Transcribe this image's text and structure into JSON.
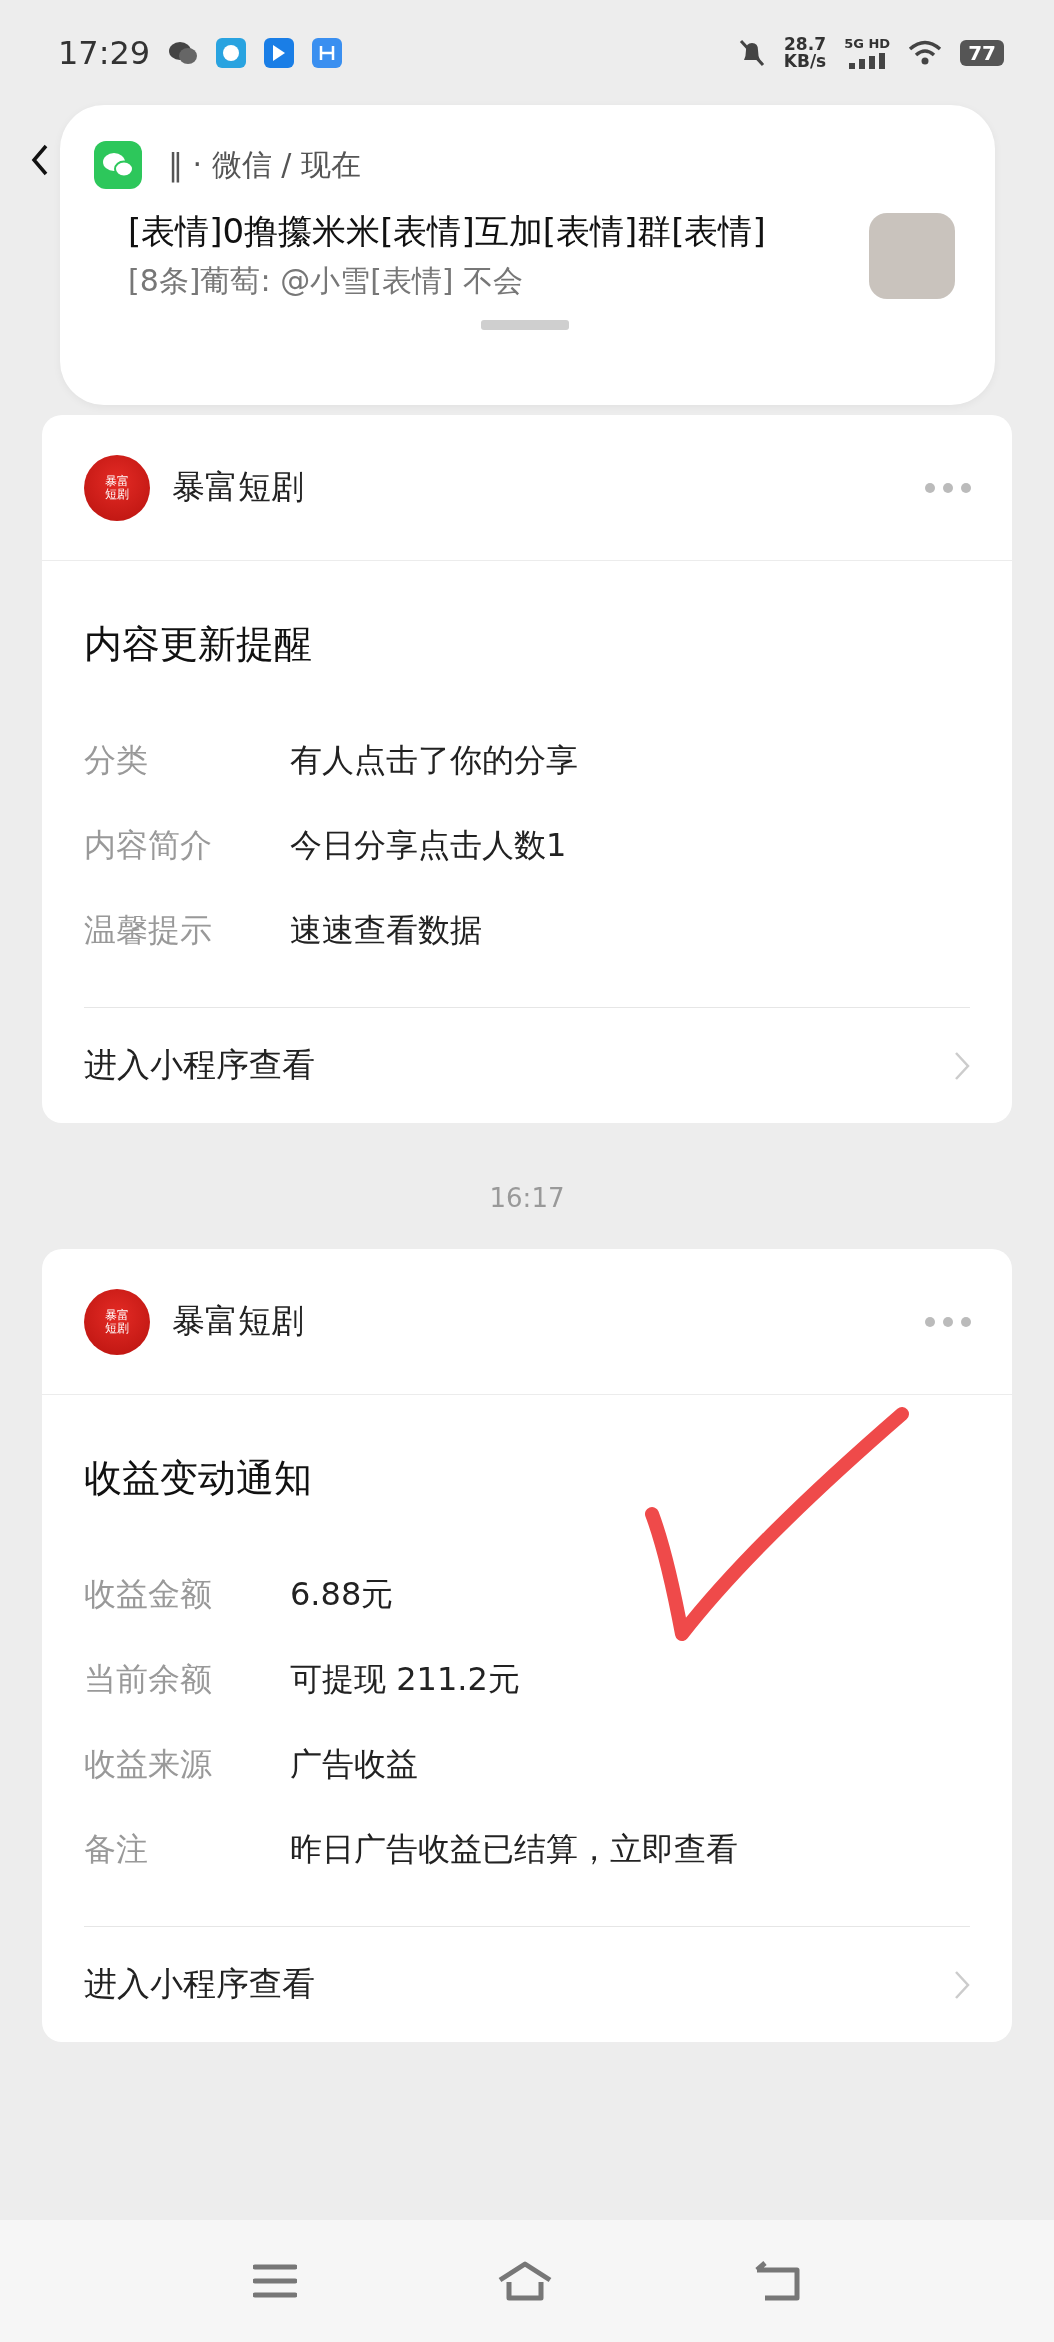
{
  "status_bar": {
    "time": "17:29",
    "speed_value": "28.7",
    "speed_unit": "KB/s",
    "network": "5G HD",
    "battery": "77"
  },
  "notification": {
    "app": "‖ · 微信 / 现在",
    "title": "[表情]0撸攥米米[表情]互加[表情]群[表情]",
    "body": "[8条]葡萄: @小雪[表情] 不会"
  },
  "messages": [
    {
      "account": "暴富短剧",
      "logo_text": "暴富短剧",
      "title": "内容更新提醒",
      "fields": [
        {
          "label": "分类",
          "value": "有人点击了你的分享"
        },
        {
          "label": "内容简介",
          "value": "今日分享点击人数1"
        },
        {
          "label": "温馨提示",
          "value": "速速查看数据"
        }
      ],
      "link": "进入小程序查看",
      "annotated": false
    },
    {
      "time": "16:17",
      "account": "暴富短剧",
      "logo_text": "暴富短剧",
      "title": "收益变动通知",
      "fields": [
        {
          "label": "收益金额",
          "value": "6.88元"
        },
        {
          "label": "当前余额",
          "value": "可提现 211.2元"
        },
        {
          "label": "收益来源",
          "value": "广告收益"
        },
        {
          "label": "备注",
          "value": "昨日广告收益已结算，立即查看"
        }
      ],
      "link": "进入小程序查看",
      "annotated": true
    }
  ]
}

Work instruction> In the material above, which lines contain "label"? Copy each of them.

The completed task>
          "label": "分类",
          "label": "内容简介",
          "label": "温馨提示",
          "label": "收益金额",
          "label": "当前余额",
          "label": "收益来源",
          "label": "备注",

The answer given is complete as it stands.